Okay, that last one isn't really a common resolution, but it was breaking news as the ball dropped Wednesday night - Jeb Bush took that step, getting ready for his 2016 possible candidacy.
CNN's Chris Moody and The Atlantic's Molly Ball discuss resolutions that he and the other would-be candidates need to make.
Former New York Governor Mario Cuomo passed away from heart failure Thursday evening at the age of 82.
The son of Italian immigrants, Cuomo rose to the state's highest office serving three terms in Albany from 1983 to 1994.
He first drew national attention at the 1984 democratic convention when his keynote address underscoring the tenets of liberal politics during the Reagan era–brought the capacity crowd in San Francisco to its feet.
(CNN) - One New Orleans columnist says that Rep. Steve Scalise should have known the awfulness of the white supremacist organization he alleged spoke to in 2002, but that cozying up to a group like that was a way to win in Louisiana politics.
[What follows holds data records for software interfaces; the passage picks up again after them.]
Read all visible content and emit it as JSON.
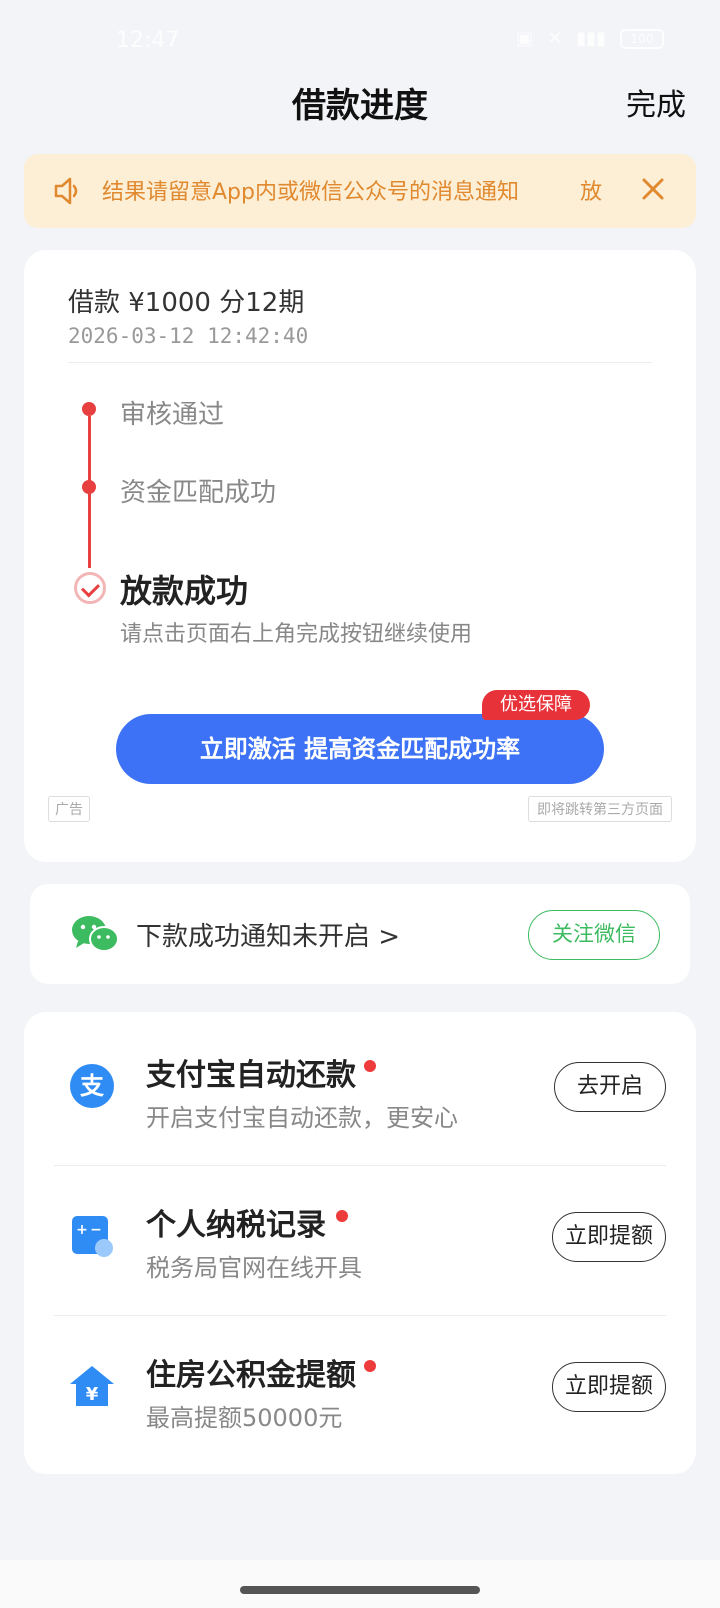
{
  "status_bar": {
    "time": "12:47",
    "battery": "100"
  },
  "header": {
    "title": "借款进度",
    "done_label": "完成"
  },
  "notice": {
    "text": "结果请留意App内或微信公众号的消息通知",
    "trailing_fragment": "放"
  },
  "loan": {
    "summary": "借款 ¥1000   分12期",
    "time": "2026-03-12 12:42:40"
  },
  "progress": {
    "steps": [
      {
        "label": "审核通过"
      },
      {
        "label": "资金匹配成功"
      }
    ],
    "final": {
      "label": "放款成功",
      "sub": "请点击页面右上角完成按钮继续使用"
    }
  },
  "promo": {
    "button_label": "立即激活 提高资金匹配成功率",
    "badge": "优选保障",
    "ad_tag": "广告",
    "ad_note": "即将跳转第三方页面"
  },
  "wechat": {
    "text": "下款成功通知未开启 >",
    "follow_label": "关注微信"
  },
  "services": [
    {
      "icon": "alipay-icon",
      "title": "支付宝自动还款",
      "sub": "开启支付宝自动还款，更安心",
      "button": "去开启"
    },
    {
      "icon": "tax-calculator-icon",
      "title": "个人纳税记录",
      "sub": "税务局官网在线开具",
      "button": "立即提额"
    },
    {
      "icon": "housing-fund-icon",
      "title": "住房公积金提额",
      "sub": "最高提额50000元",
      "button": "立即提额"
    }
  ],
  "colors": {
    "primary_blue": "#3d72f6",
    "accent_red": "#e84040",
    "wechat_green": "#3dbb60",
    "notice_bg": "#fdeed6",
    "notice_text": "#e0892e"
  }
}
The Times-Picayune and NOLA.com columnist, Jarvis DeBerry, joins "The Lead" to explain.
(CNN) - It seems there are more questions than answers surrounding Louisiana Congressman Steve Scalise, the third-ranking Republican in the House, and whether or not he spoke to a white supremacist group back in 2002.
He apologized yesterday for appearing at the convention of the European American Unity and Rights Organization, which was founded by David Duke, the notorious former Klan leader and state lawmaker.
But Duke's former campaign manager told Slate.com that Scalise actually had been invited to talk to a local civic association gathering in the same location, saying quote: "He spoke early in the day to a contingent of people prior to the conference kicking off. He was not there as a guest speaker at the conference."
If that's true, then what did Scalise apologize for?
CNN's Athena Jones joins "The Lead" live with all the latest.
(CNN) - Larry Sabato, director of University of Virginia's Center for Politics, joins "The Lead" to discuss the racial controversy surrounding Rep. Steve Scalise and his 2002 speech to a white supremacist group.